When court action has commenced, your Organisation cannot award the contract unless the court permits this.  This is usually after your Organisation has successfully applied to the court.

Even after contract award, a supplier can approach the court seeking damages (see remedies section). The standstill notice communicates the intent to award contract and should be sent as soon as possible after the contract award decision has been made.

A notification must also be issued to each candidate providing, where applicable, the grounds for any decision:

  • not to conclude a framework agreement for which there has been a call for competition;
  • not to award a contract for which there has been a call for competition;
  • to recommence the procedure; or
  • not to implement a Dynamic Purchasing System (DPS) for which there has been a call for competition.

Standard template notices can be found at: Standard Forms and Documentation.

Your Organisation can withhold certain information regarding the contract award, where its release would prevent the enforcement of the law or be contrary to the public interest, would affect the commercial interests of particular tenderer(s)(public or private) or may impact fair competition between tenderers.  

As with all aspects of the Procurement Journey, the activities at this stage must be carried out in a carefully managed way that supports the Principles of Procurement

In addition to the standstill notice the, Organisation must also respond within 15 days to a written request from a tenderer to:

  • advise an unsuccessful tenderer of the reasons for the rejection of its request to participate;
  • inform an unsuccessful tenderer of the reasons for the rejection of its tender, including any decision that the goods or services do not meet the performance or functional requirements;
  • in the case of an unsuccessful tenderer which has not been informed by a standstill notice, confirm the characteristics and relative advantages of the successful tender, including the name of the successful tenderer; and
  • provide the successful tenderer with a description of any improvements the Organisation considers that they could have made to their tender.

Please note, if the commodity is deemed to be suitable to be set up as a catalogue, the Procurement Officer should set up the successful tenderer on the PECOS Content Management system to ensure that they can prepare the catalogues, where it has not already been done.

Challenges During Standstill

If court proceedings are served to an Organisation during the standstill period, then the Organisation cannot enter into the contract.

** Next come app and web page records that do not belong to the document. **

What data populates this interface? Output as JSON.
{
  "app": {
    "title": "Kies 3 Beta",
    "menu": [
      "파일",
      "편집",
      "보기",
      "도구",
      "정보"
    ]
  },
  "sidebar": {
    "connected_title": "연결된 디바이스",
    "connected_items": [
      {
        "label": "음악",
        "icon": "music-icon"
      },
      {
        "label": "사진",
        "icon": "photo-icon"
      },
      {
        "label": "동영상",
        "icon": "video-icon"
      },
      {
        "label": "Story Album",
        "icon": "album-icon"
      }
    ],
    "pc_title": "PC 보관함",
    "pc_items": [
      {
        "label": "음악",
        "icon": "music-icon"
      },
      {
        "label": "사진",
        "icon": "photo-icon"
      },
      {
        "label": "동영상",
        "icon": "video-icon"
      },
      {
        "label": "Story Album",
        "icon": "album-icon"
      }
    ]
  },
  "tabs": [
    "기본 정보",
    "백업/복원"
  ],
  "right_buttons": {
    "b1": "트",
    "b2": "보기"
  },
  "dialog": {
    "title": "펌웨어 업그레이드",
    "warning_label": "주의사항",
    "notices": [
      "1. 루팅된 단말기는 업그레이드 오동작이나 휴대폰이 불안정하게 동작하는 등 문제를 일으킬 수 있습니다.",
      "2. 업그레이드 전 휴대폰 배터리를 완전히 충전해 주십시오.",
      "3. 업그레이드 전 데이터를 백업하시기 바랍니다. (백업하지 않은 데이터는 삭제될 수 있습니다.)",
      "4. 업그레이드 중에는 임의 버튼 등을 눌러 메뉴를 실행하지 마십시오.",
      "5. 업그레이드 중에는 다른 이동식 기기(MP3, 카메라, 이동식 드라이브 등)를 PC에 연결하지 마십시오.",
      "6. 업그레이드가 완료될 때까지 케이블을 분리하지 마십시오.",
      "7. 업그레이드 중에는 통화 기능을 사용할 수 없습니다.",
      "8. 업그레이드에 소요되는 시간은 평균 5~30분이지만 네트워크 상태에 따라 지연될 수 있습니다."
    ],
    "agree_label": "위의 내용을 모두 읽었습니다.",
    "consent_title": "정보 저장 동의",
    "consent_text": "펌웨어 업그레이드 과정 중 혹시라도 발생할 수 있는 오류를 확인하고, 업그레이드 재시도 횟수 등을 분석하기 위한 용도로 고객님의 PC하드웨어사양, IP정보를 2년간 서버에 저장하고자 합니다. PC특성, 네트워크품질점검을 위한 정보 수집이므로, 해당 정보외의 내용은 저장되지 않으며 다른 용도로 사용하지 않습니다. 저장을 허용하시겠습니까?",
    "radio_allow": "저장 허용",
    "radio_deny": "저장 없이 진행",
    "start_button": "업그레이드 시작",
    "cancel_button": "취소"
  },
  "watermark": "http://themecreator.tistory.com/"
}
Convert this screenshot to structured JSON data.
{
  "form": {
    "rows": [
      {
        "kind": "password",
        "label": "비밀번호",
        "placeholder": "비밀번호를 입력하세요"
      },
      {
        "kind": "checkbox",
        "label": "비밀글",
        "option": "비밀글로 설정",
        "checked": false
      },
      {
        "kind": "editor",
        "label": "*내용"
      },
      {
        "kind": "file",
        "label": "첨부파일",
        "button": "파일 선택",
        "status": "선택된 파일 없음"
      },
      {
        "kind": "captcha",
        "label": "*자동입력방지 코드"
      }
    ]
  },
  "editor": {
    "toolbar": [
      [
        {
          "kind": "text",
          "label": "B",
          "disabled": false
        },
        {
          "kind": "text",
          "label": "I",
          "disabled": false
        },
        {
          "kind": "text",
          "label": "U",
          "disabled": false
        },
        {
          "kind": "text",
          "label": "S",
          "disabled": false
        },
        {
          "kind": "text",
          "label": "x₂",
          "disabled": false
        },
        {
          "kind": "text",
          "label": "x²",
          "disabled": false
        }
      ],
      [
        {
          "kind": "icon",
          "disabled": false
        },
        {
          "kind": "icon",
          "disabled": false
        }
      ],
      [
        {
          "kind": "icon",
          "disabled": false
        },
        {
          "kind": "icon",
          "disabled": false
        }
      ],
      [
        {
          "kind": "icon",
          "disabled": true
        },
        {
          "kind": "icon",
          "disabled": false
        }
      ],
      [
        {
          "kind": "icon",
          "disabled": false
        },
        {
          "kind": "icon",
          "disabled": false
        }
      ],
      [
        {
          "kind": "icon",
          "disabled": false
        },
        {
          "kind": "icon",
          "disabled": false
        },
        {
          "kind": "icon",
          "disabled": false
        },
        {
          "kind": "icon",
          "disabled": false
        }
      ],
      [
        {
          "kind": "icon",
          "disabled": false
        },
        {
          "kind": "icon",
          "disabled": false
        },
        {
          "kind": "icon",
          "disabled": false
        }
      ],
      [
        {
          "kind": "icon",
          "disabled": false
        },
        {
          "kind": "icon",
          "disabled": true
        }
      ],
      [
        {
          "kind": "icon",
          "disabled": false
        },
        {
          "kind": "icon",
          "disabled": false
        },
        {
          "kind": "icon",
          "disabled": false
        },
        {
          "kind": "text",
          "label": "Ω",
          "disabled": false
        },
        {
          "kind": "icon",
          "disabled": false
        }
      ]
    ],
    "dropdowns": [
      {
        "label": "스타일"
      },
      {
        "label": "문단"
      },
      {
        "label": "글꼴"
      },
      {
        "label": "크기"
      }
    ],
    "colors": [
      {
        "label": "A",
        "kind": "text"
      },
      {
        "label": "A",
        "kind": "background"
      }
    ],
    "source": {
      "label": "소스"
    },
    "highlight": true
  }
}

Organisations must ensure a process is in place to inform all relevant staff when proceedings are served. This process should also ensure that appropriate action is taken.